mony is produced from thence, brings with it the Evidence of the whole And a like Evidence is again reflected upon the whole Old Teftament, by the Accomplishment of any part of it in the New, and by the Appeal which our Saviour and his Apoftles conftantly made to it.
Of the Perfon of our Bleffed Saviour.
Hat in the Reign of Tiberius, there liv'd fuch a
TPerfon as Jefus Chrift, who fuffer'd under Pon
tius Pilate, is exprefly written by Tacitus; and that he cur'd Difeafes, and wrought other Miracles, was never denied by the worst Enemies to the Christian Name and Doctrine. So that the Substance of the Hiftory of the Life and Death of our Saviour, is acknowledg'd by our very Adverfaries, and the Power, by which he wrought his Miracles, is the thing which was in difpute between them and the Primitive Chriftians. And therefore I fhall take the Obfervations which I make concerning our Bleffed Saviour, from that account which, the Evangelifts give of him, which is in great part confefs'd by the Jews and Heathens, and which deferves at least the fame Credit that all other Hiftories do, till it can be difproved, and in the following Chapters I fhall fhew, that it is infallibly true.
The Divine Nature of our Bleffed Saviour is of another Confideration: We are in this place to confider

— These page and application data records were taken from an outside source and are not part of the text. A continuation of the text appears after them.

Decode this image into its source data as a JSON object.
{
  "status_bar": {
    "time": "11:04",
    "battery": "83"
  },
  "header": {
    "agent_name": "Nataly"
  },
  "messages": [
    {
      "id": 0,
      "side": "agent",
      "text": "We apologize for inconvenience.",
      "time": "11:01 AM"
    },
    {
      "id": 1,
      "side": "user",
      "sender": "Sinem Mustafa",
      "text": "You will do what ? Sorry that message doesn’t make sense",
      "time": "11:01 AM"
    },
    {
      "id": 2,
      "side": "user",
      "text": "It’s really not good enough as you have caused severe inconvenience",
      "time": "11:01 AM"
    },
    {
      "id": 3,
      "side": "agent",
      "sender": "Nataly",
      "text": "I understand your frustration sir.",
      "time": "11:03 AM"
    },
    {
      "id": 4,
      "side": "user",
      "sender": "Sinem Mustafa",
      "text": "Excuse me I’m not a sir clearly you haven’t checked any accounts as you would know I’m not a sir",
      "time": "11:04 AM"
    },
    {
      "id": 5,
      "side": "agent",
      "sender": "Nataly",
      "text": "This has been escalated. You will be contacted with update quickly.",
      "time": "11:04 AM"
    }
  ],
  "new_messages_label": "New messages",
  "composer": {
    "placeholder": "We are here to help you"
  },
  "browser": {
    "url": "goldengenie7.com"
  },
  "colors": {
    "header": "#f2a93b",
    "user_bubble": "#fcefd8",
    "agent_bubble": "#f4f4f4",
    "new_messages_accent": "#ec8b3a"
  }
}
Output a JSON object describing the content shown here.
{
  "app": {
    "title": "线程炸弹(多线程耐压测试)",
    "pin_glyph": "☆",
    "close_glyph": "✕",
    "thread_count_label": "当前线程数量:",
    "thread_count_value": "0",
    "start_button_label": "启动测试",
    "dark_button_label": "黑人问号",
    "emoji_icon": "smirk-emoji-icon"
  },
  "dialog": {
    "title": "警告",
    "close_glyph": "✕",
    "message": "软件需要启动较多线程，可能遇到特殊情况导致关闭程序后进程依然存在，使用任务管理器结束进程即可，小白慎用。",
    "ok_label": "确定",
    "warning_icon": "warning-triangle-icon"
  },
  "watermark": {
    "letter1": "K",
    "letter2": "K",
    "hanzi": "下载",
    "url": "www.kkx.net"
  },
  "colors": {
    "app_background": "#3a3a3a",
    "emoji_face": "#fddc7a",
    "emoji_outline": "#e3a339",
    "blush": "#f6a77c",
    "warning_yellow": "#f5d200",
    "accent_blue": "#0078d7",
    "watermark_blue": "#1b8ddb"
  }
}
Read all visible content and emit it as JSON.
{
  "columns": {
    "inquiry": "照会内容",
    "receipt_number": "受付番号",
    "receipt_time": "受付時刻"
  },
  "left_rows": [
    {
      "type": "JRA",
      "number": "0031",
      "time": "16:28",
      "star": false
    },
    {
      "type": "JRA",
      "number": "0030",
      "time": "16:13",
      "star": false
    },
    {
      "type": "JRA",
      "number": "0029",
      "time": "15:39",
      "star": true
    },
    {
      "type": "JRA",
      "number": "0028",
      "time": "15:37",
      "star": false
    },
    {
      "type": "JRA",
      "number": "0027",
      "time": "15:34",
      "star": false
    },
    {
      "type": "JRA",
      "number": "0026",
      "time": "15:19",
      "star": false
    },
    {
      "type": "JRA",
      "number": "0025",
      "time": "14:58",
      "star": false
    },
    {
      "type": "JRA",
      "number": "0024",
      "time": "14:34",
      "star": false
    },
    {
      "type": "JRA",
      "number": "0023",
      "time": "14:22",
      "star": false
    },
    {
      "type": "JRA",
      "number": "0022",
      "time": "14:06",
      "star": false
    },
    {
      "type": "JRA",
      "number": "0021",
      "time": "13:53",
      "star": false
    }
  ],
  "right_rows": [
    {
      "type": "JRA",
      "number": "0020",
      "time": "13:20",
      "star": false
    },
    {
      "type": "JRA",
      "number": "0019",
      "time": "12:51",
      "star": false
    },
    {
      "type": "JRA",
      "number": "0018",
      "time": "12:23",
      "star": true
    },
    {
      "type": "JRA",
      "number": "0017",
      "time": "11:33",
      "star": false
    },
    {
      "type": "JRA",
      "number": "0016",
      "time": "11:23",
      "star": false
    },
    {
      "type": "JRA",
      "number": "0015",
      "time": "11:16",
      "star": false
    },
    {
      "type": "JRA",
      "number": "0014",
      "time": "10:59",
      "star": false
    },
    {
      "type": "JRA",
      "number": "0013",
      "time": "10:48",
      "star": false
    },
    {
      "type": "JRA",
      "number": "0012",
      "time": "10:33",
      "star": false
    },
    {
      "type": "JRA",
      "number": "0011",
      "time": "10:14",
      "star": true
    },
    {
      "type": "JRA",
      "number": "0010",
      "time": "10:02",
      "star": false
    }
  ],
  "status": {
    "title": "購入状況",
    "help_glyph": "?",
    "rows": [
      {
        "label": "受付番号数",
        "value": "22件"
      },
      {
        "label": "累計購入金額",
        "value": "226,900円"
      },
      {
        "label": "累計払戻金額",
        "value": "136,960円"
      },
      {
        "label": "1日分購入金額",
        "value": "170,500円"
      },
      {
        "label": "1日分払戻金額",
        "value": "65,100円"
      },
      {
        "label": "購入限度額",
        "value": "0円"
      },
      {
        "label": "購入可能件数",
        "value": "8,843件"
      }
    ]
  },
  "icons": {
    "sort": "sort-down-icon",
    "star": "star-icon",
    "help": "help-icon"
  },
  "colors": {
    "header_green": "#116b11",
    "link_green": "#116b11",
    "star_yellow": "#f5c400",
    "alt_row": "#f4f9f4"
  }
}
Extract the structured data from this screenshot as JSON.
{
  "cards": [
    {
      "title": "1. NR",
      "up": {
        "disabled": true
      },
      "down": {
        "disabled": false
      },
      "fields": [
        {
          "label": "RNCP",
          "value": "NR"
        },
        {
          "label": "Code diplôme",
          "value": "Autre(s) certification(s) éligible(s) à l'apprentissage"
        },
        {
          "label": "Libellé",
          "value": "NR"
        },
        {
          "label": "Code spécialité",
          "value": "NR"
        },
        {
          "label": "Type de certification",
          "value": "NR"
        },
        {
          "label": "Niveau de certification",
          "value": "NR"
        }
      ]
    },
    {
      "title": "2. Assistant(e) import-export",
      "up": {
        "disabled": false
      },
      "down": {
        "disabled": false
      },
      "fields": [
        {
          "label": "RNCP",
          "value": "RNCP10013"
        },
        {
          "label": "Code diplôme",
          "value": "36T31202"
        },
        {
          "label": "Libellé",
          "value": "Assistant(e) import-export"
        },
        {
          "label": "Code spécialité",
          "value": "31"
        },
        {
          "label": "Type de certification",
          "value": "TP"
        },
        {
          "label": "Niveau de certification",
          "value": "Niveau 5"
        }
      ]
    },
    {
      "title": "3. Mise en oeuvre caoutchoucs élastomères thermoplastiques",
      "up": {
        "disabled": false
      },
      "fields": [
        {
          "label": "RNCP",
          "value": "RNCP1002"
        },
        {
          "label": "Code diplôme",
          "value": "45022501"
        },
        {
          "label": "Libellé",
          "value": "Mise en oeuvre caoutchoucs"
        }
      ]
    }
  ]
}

Vulgus Chriftianos appellabat. Auctor nominis ejus Chriftus, qui, Tiberio imperante, per procuratorem Pontium Pilatum, fup-· plicio affectus erat. Tacit, Annal. 1. 15, C. 44,